Ready, set…here comes November! Election Day will be here in the blink of an eye and it’s time for the Bernards Township Democratic community to pull together and bring home some well-deserved seats in local government. Here are ten things – some substantive, some quite small – that each of us can do to ensure positive outcomes on November 7.
Don’t be shy! Talk to friends, neighbors, your kids, and others about how important this election is. Remind them to vote.
Tell it to ‘em straight. Share your views, opinions, and preferences. Inform those around you, tell them who you’re voting for. Engage in some good, healthy debate.
Show up! There are many Township Committee and Board of Education meetings, candidate meet & greets, and debates scheduled over the next two months. Come when you can, learn about the issues, and share your concerns. Bring your friends too! (See our calendar of events.)
Donate to candidates whose values align with your own.
Sign up to Vote By Mail. Getting your ballot in on time helps candidates and campaigns and cuts down on follow-up. College student away at school? Make sure your student signs up for VBM as well. Get the applicationhere.
Offer a ride. Ask neighbors, elderly friends, or relatives if they need a ride to the polls.
Like us!! Follow and share posts on social media. Help our algorithms reach more voters in the Bernards Township Democratic community. McCarthyWong2023 on Facebook and Instagram. Follow the BTDC on Facebook and Instagram.

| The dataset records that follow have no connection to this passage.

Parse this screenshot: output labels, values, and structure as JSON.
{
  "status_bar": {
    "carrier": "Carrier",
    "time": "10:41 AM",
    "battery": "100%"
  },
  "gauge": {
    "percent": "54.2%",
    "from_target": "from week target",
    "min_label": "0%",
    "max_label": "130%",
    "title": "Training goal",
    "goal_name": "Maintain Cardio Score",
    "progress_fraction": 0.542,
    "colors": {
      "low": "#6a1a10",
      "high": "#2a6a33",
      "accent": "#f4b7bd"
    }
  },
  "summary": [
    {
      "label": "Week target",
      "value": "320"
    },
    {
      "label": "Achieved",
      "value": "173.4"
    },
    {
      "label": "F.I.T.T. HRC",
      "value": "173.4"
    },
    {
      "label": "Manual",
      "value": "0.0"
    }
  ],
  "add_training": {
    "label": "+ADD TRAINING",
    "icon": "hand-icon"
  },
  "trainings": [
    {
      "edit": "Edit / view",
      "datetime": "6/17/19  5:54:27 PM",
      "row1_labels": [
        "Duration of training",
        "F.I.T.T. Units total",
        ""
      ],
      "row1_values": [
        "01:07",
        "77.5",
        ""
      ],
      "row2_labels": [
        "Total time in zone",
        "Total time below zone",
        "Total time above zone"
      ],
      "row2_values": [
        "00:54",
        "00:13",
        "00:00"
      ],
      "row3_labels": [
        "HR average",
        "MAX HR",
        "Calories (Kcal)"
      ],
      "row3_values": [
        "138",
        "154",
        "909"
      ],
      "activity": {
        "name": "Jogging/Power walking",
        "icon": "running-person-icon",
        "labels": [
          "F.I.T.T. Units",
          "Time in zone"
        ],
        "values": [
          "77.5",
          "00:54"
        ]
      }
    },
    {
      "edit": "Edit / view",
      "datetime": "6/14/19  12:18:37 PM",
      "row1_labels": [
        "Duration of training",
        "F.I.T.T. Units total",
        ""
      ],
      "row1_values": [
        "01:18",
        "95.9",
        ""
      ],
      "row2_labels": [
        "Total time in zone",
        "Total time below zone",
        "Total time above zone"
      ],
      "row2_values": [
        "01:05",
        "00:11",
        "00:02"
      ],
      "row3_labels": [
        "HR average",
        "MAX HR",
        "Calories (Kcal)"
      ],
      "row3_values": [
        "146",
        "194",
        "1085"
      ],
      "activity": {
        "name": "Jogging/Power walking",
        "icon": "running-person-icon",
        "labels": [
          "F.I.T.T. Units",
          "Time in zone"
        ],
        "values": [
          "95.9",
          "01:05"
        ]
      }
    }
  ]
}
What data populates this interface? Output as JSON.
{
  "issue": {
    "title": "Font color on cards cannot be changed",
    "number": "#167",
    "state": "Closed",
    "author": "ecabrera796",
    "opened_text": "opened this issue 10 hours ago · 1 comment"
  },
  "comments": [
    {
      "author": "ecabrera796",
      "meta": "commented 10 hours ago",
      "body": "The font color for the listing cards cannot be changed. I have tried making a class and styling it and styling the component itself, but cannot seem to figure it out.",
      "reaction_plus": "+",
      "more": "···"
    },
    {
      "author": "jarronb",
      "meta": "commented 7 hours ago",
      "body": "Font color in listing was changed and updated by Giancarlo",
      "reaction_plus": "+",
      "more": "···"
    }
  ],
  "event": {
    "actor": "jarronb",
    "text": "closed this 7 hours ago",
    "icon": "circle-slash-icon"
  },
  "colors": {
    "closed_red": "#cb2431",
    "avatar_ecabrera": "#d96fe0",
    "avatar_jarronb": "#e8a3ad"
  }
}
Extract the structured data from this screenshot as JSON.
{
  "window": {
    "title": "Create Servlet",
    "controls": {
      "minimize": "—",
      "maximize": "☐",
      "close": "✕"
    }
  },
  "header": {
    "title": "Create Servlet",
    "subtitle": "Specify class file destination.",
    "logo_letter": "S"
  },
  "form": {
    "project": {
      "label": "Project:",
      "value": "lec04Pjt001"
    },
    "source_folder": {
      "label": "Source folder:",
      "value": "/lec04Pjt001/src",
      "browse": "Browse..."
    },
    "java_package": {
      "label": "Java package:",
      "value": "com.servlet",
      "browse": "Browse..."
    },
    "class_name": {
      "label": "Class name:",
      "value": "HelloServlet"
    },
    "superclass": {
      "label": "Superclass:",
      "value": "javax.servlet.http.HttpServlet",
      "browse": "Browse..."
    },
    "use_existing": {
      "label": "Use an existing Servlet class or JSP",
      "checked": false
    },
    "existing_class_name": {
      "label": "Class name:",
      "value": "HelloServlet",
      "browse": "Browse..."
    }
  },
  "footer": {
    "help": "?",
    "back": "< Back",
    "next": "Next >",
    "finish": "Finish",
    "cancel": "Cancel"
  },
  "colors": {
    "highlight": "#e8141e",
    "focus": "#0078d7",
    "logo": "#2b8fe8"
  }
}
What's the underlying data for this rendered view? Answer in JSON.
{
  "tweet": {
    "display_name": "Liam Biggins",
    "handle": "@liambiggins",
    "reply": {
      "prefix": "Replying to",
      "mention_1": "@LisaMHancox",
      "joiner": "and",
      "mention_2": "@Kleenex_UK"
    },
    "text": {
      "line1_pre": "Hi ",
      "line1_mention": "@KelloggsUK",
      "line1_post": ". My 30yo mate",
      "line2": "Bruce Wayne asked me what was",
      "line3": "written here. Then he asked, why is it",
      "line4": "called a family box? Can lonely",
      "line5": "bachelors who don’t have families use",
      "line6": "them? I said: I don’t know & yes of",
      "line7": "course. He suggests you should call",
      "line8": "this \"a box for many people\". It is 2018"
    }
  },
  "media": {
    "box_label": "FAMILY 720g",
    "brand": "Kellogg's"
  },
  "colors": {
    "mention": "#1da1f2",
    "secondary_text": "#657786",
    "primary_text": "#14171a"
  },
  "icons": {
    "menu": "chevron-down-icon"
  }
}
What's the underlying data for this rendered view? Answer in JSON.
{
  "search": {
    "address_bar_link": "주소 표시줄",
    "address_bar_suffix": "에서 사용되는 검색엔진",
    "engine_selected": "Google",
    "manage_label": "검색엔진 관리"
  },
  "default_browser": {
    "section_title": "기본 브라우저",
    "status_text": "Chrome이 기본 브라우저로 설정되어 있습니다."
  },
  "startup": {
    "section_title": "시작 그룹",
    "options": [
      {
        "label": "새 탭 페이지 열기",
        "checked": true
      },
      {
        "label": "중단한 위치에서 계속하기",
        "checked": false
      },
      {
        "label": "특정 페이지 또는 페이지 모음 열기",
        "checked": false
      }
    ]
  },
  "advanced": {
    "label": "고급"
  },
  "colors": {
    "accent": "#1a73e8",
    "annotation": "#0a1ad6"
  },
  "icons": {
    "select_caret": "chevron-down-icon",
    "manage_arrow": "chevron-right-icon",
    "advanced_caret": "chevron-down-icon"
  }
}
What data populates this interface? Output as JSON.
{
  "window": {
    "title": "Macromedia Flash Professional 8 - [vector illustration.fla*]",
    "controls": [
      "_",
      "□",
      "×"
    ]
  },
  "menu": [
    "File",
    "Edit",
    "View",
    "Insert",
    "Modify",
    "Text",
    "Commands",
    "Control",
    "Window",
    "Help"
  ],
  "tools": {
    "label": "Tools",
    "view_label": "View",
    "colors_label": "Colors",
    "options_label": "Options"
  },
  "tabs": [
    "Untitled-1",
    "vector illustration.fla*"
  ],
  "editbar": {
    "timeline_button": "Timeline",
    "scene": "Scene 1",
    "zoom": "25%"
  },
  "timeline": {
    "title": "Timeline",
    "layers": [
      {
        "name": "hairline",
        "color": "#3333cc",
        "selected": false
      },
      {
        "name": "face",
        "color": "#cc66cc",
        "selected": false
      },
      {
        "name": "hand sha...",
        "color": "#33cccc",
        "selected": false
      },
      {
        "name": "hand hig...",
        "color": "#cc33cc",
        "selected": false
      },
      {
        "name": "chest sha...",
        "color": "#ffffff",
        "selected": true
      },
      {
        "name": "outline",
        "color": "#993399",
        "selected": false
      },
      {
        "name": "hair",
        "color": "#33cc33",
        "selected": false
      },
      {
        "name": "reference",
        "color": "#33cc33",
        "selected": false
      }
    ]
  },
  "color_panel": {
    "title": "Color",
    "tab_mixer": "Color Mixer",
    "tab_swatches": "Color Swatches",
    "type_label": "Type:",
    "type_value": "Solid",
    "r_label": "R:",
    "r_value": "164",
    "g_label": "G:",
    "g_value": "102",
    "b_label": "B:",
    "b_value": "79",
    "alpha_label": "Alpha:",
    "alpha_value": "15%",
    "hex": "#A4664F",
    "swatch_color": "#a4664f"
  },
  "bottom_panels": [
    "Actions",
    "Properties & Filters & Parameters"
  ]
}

Bill Allen is inarguably Bernards Township’s most knowledgeable resident when it comes to the history of Democratic politics in our burb. At 94, Bill is a two-time Township Committee person, having served in the 1970s and again in the 1990s as the town underwent significant expansion. The sole Democrat to serve on the committee since the 1930s, before Joan Bannan was elected in 2018, Bill has been a force behind many of the improvements we’ve seen over the years.
The August 28 Board of Education meeting featured much of the ongoing discord evidenced throughout the past academic year, as well as a few new points of interest. Contentious topics voiced by residents and board members alike include the rejected sociology texts, the new health curriculum, as well as class sizes at Liberty Corner School.
Last month, the Somerset County Federation of Democratic Women (SCFDW) endorsed Bernards Township Committee Candidates Ana Duarte-McCarthy and Lily Wong. “Ana and Lily are exceptional candidates who would represent Bernards Township with pride and grace. Their commitment to their community drives them and makes them tremendous leaders,” said SCFDW President Roberta G. Walters.
Editor’s note: Zoe Jones, an 18-year-old recent Ridge High School graduate, was awarded the BTDC Civic Scholarship in June. She was recognized for her commitment to democratic values, including diversity, equality, truth, justice, and community service.
For the last two weeks in July, I interned with the Somerset County Public Information Office (PIO). The PIO is responsible for a wide range of communications with the public. It generates content for Somerset County’s social media channels, publicizes events through photography and videography, and writes press releases to communicate with local news outlets.
During my internship I worked for Brad Fay, the Chief Communication Officer to research, analyze, and write memos on three current or potential county projects. First, I calculated how much the county will reduce its carbon output and save money by replacing three current paratransit gas vehicles with electric ones.
Then I summarized how other states use U.S.D.A. agritourism grants to directly fund local ventures or research agritourism’s economic benefits. The objective of this research is to help Somerset County understand how to best request and allocate part of New Jersey’s recent $2.5 million agritourism grant.
Lastly, I learned about the physical and mental health impacts of loneliness and social isolation on senior communities to provide context for an advertising campaign for the county’s Senior Wellness Centers.
I really enjoyed my time working for the Somerset County PIO.